WORK ORDER:
In how many lines of the records does the string "icon" appear? State only the number.
____ DATA PROVIDED
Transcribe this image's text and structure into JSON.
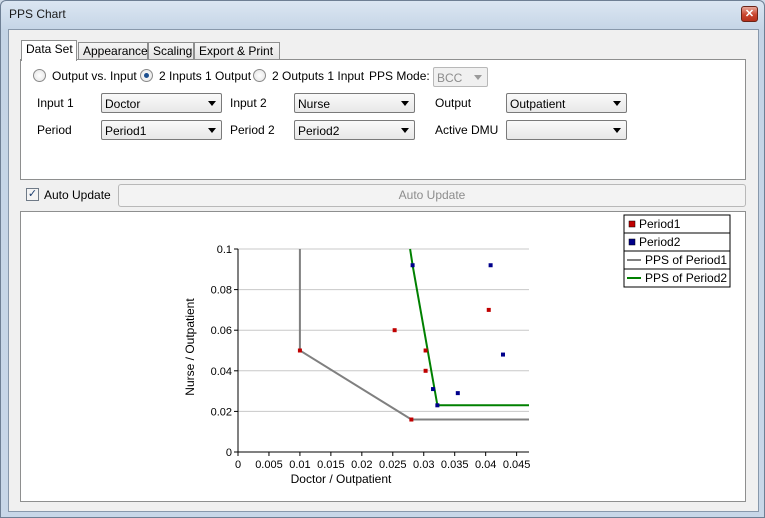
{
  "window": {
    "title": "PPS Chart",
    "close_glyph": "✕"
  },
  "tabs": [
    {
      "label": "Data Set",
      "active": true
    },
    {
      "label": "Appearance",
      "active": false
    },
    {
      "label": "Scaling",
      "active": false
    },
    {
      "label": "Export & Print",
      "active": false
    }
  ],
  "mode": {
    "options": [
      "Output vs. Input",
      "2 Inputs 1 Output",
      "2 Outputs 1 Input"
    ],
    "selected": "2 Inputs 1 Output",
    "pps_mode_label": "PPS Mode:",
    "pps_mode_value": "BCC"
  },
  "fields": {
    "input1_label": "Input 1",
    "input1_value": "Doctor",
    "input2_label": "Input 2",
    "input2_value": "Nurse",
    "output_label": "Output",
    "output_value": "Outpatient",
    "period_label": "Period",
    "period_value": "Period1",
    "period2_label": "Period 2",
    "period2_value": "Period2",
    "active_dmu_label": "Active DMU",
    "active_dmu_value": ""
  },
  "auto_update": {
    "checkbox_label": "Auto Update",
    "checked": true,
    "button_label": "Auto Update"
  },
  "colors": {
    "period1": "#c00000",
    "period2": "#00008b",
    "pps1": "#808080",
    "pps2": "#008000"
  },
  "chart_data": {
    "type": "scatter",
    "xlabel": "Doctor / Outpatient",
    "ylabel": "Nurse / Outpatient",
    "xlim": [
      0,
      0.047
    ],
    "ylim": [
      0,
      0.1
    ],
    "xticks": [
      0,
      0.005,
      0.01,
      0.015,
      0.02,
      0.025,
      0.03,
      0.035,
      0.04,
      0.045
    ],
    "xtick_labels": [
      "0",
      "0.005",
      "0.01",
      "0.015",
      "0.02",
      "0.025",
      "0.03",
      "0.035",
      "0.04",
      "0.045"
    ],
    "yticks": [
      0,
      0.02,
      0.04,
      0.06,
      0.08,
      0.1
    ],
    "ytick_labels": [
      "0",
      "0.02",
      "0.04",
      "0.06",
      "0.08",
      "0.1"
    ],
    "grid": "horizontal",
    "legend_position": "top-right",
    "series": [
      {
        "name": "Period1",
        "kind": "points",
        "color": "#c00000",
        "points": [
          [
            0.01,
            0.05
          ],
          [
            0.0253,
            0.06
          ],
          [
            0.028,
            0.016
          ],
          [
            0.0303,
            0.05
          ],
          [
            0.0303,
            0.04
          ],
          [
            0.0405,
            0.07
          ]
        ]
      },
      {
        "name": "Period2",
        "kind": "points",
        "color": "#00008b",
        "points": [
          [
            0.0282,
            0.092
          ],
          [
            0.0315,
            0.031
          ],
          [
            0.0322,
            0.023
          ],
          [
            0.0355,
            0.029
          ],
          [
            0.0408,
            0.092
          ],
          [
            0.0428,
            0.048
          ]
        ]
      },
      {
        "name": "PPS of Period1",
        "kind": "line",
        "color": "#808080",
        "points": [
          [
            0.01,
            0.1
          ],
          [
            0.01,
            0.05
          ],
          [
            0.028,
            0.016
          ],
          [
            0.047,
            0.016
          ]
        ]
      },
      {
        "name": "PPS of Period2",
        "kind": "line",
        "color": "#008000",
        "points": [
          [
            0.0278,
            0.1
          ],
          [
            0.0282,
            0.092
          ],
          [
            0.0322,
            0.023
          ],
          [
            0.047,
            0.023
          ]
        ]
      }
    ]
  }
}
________
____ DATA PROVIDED
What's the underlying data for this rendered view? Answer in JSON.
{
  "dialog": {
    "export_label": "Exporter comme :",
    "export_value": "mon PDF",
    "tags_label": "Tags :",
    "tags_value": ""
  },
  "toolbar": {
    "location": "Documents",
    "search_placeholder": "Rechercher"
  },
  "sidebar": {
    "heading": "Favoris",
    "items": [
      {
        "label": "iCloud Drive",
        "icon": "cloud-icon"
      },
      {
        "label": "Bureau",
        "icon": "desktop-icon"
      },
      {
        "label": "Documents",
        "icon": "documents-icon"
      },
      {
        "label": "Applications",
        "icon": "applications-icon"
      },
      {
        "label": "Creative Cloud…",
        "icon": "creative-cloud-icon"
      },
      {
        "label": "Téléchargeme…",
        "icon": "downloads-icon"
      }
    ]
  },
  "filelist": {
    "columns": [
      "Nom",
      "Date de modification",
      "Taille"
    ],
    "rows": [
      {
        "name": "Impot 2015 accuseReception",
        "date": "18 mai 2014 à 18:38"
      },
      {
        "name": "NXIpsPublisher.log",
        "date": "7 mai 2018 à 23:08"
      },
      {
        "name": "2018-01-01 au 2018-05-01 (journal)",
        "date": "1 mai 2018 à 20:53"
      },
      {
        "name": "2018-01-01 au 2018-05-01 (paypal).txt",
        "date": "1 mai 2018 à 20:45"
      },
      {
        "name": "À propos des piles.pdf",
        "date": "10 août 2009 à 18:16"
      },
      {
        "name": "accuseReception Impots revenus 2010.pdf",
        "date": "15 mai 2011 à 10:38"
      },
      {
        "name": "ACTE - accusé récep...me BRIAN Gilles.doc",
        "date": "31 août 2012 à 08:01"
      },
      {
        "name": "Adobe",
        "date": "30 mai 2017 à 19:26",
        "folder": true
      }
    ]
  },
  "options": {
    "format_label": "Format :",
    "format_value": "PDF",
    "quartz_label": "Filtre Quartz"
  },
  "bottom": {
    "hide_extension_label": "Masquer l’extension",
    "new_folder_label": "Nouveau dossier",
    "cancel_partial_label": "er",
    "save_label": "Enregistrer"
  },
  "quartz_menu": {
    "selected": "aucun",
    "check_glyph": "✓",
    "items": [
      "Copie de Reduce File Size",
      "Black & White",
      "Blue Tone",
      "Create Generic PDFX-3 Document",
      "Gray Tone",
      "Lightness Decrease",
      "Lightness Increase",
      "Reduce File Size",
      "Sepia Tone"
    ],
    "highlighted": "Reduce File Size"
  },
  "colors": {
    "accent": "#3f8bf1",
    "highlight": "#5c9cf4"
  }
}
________
PROBLEM SOLUTION:
6